Trust is an important concept in security but few awareness programs give it the coverage it deserves. This month’s NoticeBored module brings together trust, integrity, fraud in an IT context, and touches on closely related concepts such as honesty, governance and whistleblowing.
Identity thefts, 419 scams, deliberate sabotage and fraud by trusted insiders (such as the recent incident at Société Générale Bank) and numerous other information security incidents provide no shortage of topical content for our 60th module.
We’ve all had our share of disappointments and incidents in life due to misplaced trust in someone or something. Such painful experiences are all part of the rich experiential lessons from life’s School of Hard Knocks. With hindsight, things would have been different, we hope. On the upside of risk, we are sometimes pleasantly surprised when people and systems deliver on their promises, or even better exceed expectations. Such is the way in which trust is built up.
Trust comes in two flavors: blind faith means we ‘just trust’ something or someone with no rational basis beyond our belief system. In most cases, however, trust must be earned, in other words a level of trust is established gradually over a period of successful interaction and performance. By the same token, trust can be damaged or destroyed by negative events – when a person, organization or system “lets us down”, we are naturally more dubious about it the next time.

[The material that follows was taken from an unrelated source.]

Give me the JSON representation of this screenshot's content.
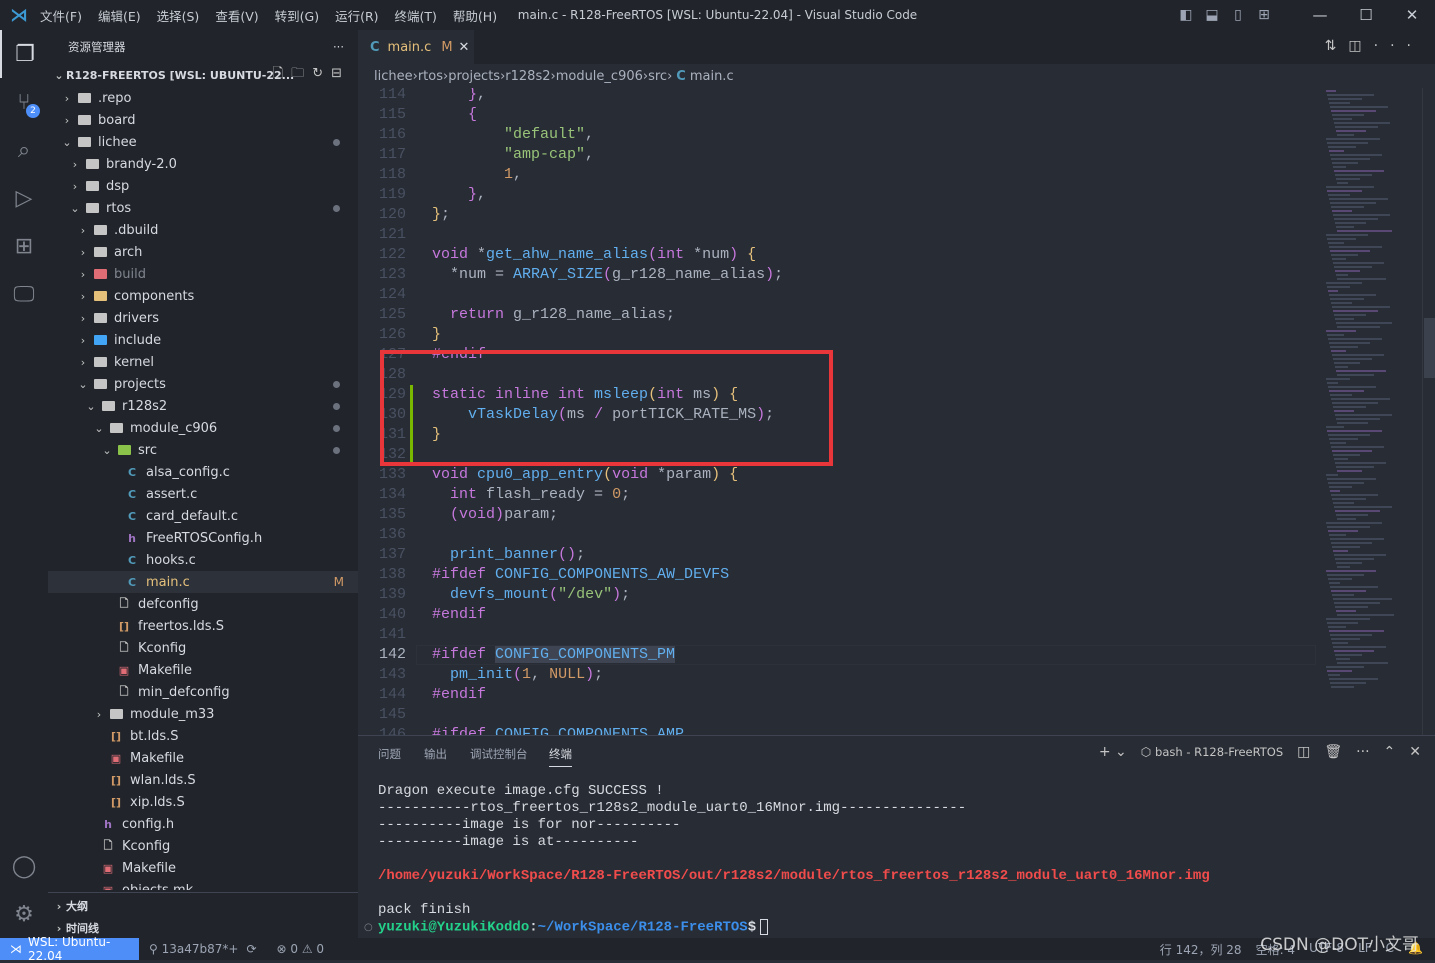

There can be immense personal satisfaction in being trusted and respected by someone else. Computer systems and other inanimate objects may not have feelings but those that prove their worth accrue value above those that are unreliable in practice. How would you feel about, say, a heart monitor that sporadically shut down or gave nonsensical readings? Do you dread getting into an elevator that sometimes jerks or stops between floors? That subconscious sense of unease tinged with fear is the result of not being able to trust something.

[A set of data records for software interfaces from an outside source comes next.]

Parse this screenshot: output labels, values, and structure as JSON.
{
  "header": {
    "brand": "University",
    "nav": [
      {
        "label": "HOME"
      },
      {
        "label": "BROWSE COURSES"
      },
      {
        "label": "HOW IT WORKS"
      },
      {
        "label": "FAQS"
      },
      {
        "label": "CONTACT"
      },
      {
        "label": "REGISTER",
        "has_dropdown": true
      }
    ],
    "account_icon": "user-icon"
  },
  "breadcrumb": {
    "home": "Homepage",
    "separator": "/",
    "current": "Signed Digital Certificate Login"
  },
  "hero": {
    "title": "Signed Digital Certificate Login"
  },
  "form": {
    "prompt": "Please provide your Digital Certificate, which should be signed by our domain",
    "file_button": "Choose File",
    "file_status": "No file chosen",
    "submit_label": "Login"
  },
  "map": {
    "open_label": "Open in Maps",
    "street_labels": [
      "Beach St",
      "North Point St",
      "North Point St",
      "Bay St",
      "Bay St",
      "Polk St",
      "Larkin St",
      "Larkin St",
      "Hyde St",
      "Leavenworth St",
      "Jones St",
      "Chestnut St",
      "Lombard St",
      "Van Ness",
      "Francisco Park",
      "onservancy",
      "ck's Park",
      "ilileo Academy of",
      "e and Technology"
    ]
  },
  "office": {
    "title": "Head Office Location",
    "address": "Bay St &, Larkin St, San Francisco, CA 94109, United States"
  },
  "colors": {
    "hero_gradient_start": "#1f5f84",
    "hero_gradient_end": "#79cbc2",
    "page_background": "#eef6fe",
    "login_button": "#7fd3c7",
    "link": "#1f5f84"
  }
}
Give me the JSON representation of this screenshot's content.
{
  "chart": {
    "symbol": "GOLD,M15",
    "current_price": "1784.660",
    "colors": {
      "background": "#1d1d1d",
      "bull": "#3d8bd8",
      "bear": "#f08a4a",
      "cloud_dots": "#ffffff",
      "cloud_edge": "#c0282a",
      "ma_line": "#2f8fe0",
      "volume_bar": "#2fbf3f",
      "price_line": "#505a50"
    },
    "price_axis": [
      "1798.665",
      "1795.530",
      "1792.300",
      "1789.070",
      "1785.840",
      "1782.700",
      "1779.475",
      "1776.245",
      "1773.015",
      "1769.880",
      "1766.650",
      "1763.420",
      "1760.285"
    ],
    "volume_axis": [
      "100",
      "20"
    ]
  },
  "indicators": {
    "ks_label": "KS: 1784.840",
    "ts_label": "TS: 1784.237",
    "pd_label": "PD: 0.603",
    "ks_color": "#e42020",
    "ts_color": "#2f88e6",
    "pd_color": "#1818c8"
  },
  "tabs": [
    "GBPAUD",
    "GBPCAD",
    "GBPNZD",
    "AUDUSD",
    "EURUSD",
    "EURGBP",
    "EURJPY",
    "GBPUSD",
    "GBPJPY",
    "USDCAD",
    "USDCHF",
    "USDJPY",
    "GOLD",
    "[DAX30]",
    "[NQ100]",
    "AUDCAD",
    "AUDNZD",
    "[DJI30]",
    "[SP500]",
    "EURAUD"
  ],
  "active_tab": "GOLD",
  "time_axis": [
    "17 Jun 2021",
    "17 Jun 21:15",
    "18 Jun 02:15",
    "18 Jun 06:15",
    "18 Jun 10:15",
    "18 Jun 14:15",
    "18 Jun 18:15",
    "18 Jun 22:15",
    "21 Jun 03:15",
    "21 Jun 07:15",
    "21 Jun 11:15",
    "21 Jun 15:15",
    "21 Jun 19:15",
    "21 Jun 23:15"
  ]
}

Technological controls alone are seldom adequate to reduce the risks, placing emphasis on human controls through training and education, policies and procedures, and various forms of management supervision (including, by the way, the IT audits we covered last month).
In relation to information, specifically, trust brings up related subjects such as integrity and fraud. The NoticeBored awareness materials explore these concepts through presentations, briefing/discussion papers, case studies and more. We’re delivering a bundle of 30 different types of awareness material (see below), too much for all but our largest customers to use perhaps but that’s not the intention. Customers are encouraged (through the ‘awareness activities’ paper provided) to review the materials and pick out the pieces that are most appropriate for them, given their circumstances and the maturity of their awareness programs.
Content of the module
May’s NoticeBored security awareness module is out now. If you're not already a NoticeBored customer, see what you're missing on the NoticeBored website.